• [WORK TO COMPLETE]: Where a line below has the string "تضمین" in it, include it in the count, and give that count alone.

• [DATA SECTION]:
━━━━━━━━━━

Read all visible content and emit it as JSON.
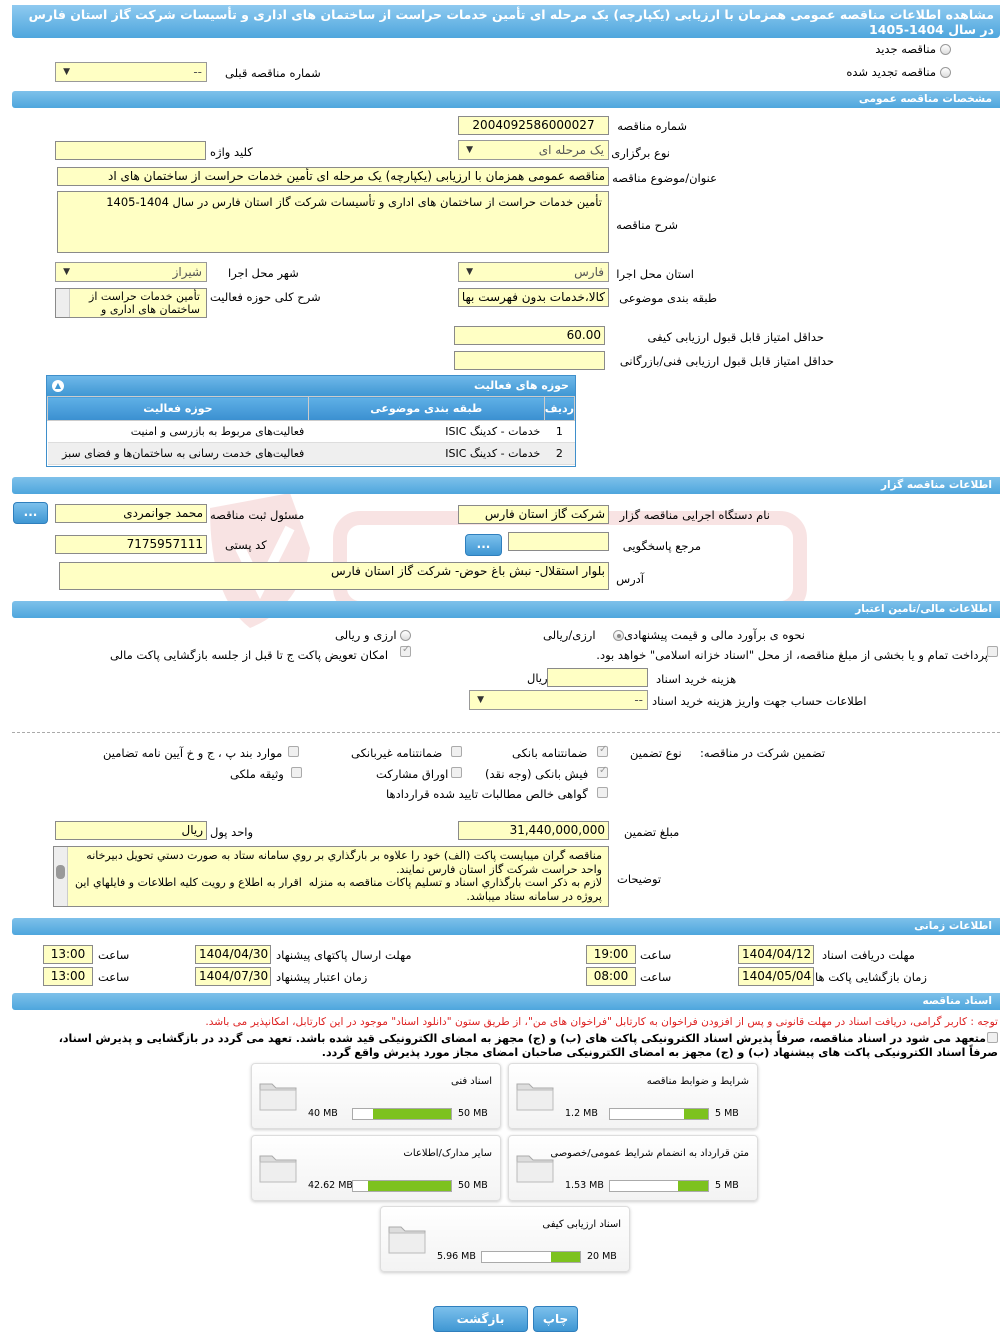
{
  "title": "مشاهده اطلاعات مناقصه عمومی همزمان با ارزیابی (یکپارچه) یک مرحله ای تأمین خدمات حراست از ساختمان های اداری و تأسیسات شرکت گاز استان فارس در سال 1404-1405",
  "top": {
    "new_label": "مناقصه جدید",
    "renewed_label": "مناقصه تجدید شده",
    "prev_number_label": "شماره مناقصه قبلی",
    "prev_number_value": "--"
  },
  "general": {
    "header": "مشخصات مناقصه عمومی",
    "number_label": "شماره مناقصه",
    "number": "2004092586000027",
    "type_label": "نوع برگزاری",
    "type": "یک مرحله ای",
    "keyword_label": "کلید واژه",
    "keyword": "",
    "subject_label": "عنوان/موضوع مناقصه",
    "subject": "مناقصه عمومی همزمان با ارزیابی (یکپارچه) یک مرحله ای تأمین خدمات حراست از ساختمان های اد",
    "desc_label": "شرح مناقصه",
    "desc": "تأمین خدمات حراست از ساختمان های اداری و تأسیسات شرکت گاز استان فارس در سال 1404-1405",
    "province_label": "استان محل اجرا",
    "province": "فارس",
    "city_label": "شهر محل اجرا",
    "city": "شیراز",
    "category_label": "طبقه بندی موضوعی",
    "category": "کالا،خدمات بدون فهرست بها",
    "activity_desc_label": "شرح کلی حوزه فعالیت",
    "activity_desc": "تأمین خدمات حراست از ساختمان های اداری و",
    "min_quality_label": "حداقل امتیاز قابل قبول ارزیابی کیفی",
    "min_quality": "60.00",
    "min_tech_label": "حداقل امتیاز قابل قبول ارزیابی فنی/بازرگانی",
    "min_tech": ""
  },
  "activities": {
    "header": "حوزه های فعالیت",
    "columns": [
      "ردیف",
      "طبقه بندی موضوعی",
      "حوزه فعالیت"
    ],
    "rows": [
      [
        "1",
        "خدمات - کدینگ ISIC",
        "فعالیت‌های مربوط به بازرسی و امنیت"
      ],
      [
        "2",
        "خدمات - کدینگ ISIC",
        "فعالیت‌های خدمت رسانی به ساختمان‌ها و فضای سبز"
      ]
    ]
  },
  "organizer": {
    "header": "اطلاعات مناقصه گزار",
    "org_label": "نام دستگاه اجرایی مناقصه گزار",
    "org": "شرکت گاز استان فارس",
    "reg_label": "مسئول ثبت مناقصه",
    "reg": "محمد  جوانمردی",
    "ref_label": "مرجع پاسخگویی",
    "ref": "",
    "postal_label": "کد پستی",
    "postal": "7175957111",
    "address_label": "آدرس",
    "address": "بلوار استقلال- نبش باغ حوض- شرکت گاز استان فارس",
    "more": "..."
  },
  "finance": {
    "header": "اطلاعات مالی/تامین اعتبار",
    "estimate_label": "نحوه ی برآورد مالی و قیمت پیشنهادی",
    "opt1": "ارزی/ریالی",
    "opt2": "ارزی و ریالی",
    "full_payment": "پرداخت تمام و یا بخشی از مبلغ مناقصه، از محل \"اسناد خزانه اسلامی\" خواهد بود.",
    "swap_label": "امکان تعویض پاکت ج تا قبل از جلسه بازگشایی پاکت مالی",
    "doc_cost_label": "هزینه خرید اسناد",
    "doc_cost": "",
    "rial": "ریال",
    "account_label": "اطلاعات حساب جهت واریز هزینه خرید اسناد",
    "account": "--"
  },
  "guarantee": {
    "label": "تضمین شرکت در مناقصه:",
    "type_label": "نوع تضمین",
    "o1": "ضمانتنامه بانکی",
    "o2": "ضمانتنامه غیربانکی",
    "o3": "موارد بند پ ، ج و خ آیین نامه تضامین",
    "o4": "فیش بانکی (وجه نقد)",
    "o5": "اوراق مشارکت",
    "o6": "وثیقه ملکی",
    "o7": "گواهی خالص مطالبات تایید شده قراردادها",
    "amount_label": "مبلغ تضمین",
    "amount": "31,440,000,000",
    "unit_label": "واحد پول",
    "unit": "ریال",
    "notes_label": "توضیحات",
    "notes": "مناقصه گران میبایست پاکت (الف) خود را علاوه بر بارگذاري بر روي سامانه ستاد به صورت دستي تحويل دبيرخانه واحد حراست شركت گاز استان فارس نمايند.\nلازم به ذكر است بارگذاري اسناد و تسليم پاكات مناقصه به منزله  اقرار به اطلاع و رويت كليه اطلاعات و فايلهاي اين پروژه در سامانه ستاد ميباشد."
  },
  "timing": {
    "header": "اطلاعات زمانی",
    "recv_label": "مهلت دریافت اسناد",
    "recv_date": "1404/04/12",
    "recv_time": "19:00",
    "send_label": "مهلت ارسال پاکتهای پیشنهاد",
    "send_date": "1404/04/30",
    "send_time": "13:00",
    "open_label": "زمان بازگشایی پاکت ها",
    "open_date": "1404/05/04",
    "open_time": "08:00",
    "valid_label": "زمان اعتبار پیشنهاد",
    "valid_date": "1404/07/30",
    "valid_time": "13:00",
    "time_label": "ساعت"
  },
  "docs": {
    "header": "اسناد مناقصه",
    "notice": "توجه : کاربر گرامی، دریافت اسناد در مهلت قانونی و پس از افزودن فراخوان به کارتابل \"فراخوان های من\"، از طریق ستون \"دانلود اسناد\" موجود در این کارتابل، امکانپذیر می باشد.",
    "commit1": "متعهد می شود در اسناد مناقصه، صرفاً پذیرش اسناد الکترونیکی پاکت های (ب) و (ج) مجهز به امضای الکترونیکی قید شده باشد. تعهد می گردد در بازگشایی و پذیرش اسناد،",
    "commit2": "صرفاً اسناد الکترونیکی پاکت های پیشنهاد (ب) و (ج) مجهز به امضای الکترونیکی صاحبان امضای مجاز مورد پذیرش واقع گردد.",
    "files": [
      {
        "name": "شرایط و ضوابط مناقصه",
        "used": "1.2 MB",
        "max": "5 MB",
        "pct": 24
      },
      {
        "name": "اسناد فنی",
        "used": "40 MB",
        "max": "50 MB",
        "pct": 80
      },
      {
        "name": "متن قرارداد به انضمام شرایط عمومی/خصوصی",
        "used": "1.53 MB",
        "max": "5 MB",
        "pct": 31
      },
      {
        "name": "سایر مدارک/اطلاعات",
        "used": "42.62 MB",
        "max": "50 MB",
        "pct": 85
      },
      {
        "name": "اسناد ارزیابی کیفی",
        "used": "5.96 MB",
        "max": "20 MB",
        "pct": 30
      }
    ]
  },
  "buttons": {
    "print": "چاپ",
    "back": "بازگشت"
  }
}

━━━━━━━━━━

• [FINISHED EXERCISE]: 3